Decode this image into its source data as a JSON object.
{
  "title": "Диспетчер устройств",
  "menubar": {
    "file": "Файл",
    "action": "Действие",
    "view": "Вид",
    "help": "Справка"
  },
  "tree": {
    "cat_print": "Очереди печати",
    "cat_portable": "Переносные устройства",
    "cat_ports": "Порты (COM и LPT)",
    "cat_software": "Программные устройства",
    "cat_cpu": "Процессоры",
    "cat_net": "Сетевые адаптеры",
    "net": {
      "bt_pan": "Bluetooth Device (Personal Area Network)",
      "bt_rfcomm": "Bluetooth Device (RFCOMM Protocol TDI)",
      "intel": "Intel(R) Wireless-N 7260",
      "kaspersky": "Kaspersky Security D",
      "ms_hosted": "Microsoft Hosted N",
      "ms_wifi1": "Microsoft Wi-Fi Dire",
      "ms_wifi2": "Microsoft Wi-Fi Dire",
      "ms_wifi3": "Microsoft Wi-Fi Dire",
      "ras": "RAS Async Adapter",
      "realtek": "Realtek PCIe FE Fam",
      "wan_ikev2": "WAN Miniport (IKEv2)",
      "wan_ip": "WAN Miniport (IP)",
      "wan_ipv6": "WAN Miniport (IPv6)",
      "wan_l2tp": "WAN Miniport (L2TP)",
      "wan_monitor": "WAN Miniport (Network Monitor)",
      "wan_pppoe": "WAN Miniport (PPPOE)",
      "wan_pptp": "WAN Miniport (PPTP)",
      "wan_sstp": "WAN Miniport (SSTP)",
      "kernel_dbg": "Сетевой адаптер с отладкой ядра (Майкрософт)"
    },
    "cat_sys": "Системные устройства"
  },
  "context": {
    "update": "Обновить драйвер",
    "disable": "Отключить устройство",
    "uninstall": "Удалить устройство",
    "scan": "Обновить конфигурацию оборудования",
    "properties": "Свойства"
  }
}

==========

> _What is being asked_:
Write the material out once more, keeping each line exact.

> _Reply_:
Decode this image into its source data as a JSON object.
{
  "title": "Диспетчер устройств",
  "menubar": {
    "file": "Файл",
    "action": "Действие",
    "view": "Вид",
    "help": "Справка"
  },
  "tree": {
    "cat_print": "Очереди печати",
    "cat_portable": "Переносные устройства",
    "cat_ports": "Порты (COM и LPT)",
    "cat_software": "Программные устройства",
    "cat_cpu": "Процессоры",
    "cat_net": "Сетевые адаптеры",
    "net": {
      "bt_pan": "Bluetooth Device (Personal Area Network)",
      "bt_rfcomm": "Bluetooth Device (RFCOMM Protocol TDI)",
      "intel": "Intel(R) Wireless-N 7260",
      "kaspersky": "Kaspersky Security D",
      "ms_hosted": "Microsoft Hosted N",
      "ms_wifi1": "Microsoft Wi-Fi Dire",
      "ms_wifi2": "Microsoft Wi-Fi Dire",
      "ms_wifi3": "Microsoft Wi-Fi Dire",
      "ras": "RAS Async Adapter",
      "realtek": "Realtek PCIe FE Fam",
      "wan_ikev2": "WAN Miniport (IKEv2)",
      "wan_ip": "WAN Miniport (IP)",
      "wan_ipv6": "WAN Miniport (IPv6)",
      "wan_l2tp": "WAN Miniport (L2TP)",
      "wan_monitor": "WAN Miniport (Network Monitor)",
      "wan_pppoe": "WAN Miniport (PPPOE)",
      "wan_pptp": "WAN Miniport (PPTP)",
      "wan_sstp": "WAN Miniport (SSTP)",
      "kernel_dbg": "Сетевой адаптер с отладкой ядра (Майкрософт)"
    },
    "cat_sys": "Системные устройства"
  },
  "context": {
    "update": "Обновить драйвер",
    "disable": "Отключить устройство",
    "uninstall": "Удалить устройство",
    "scan": "Обновить конфигурацию оборудования",
    "properties": "Свойства"
  }
}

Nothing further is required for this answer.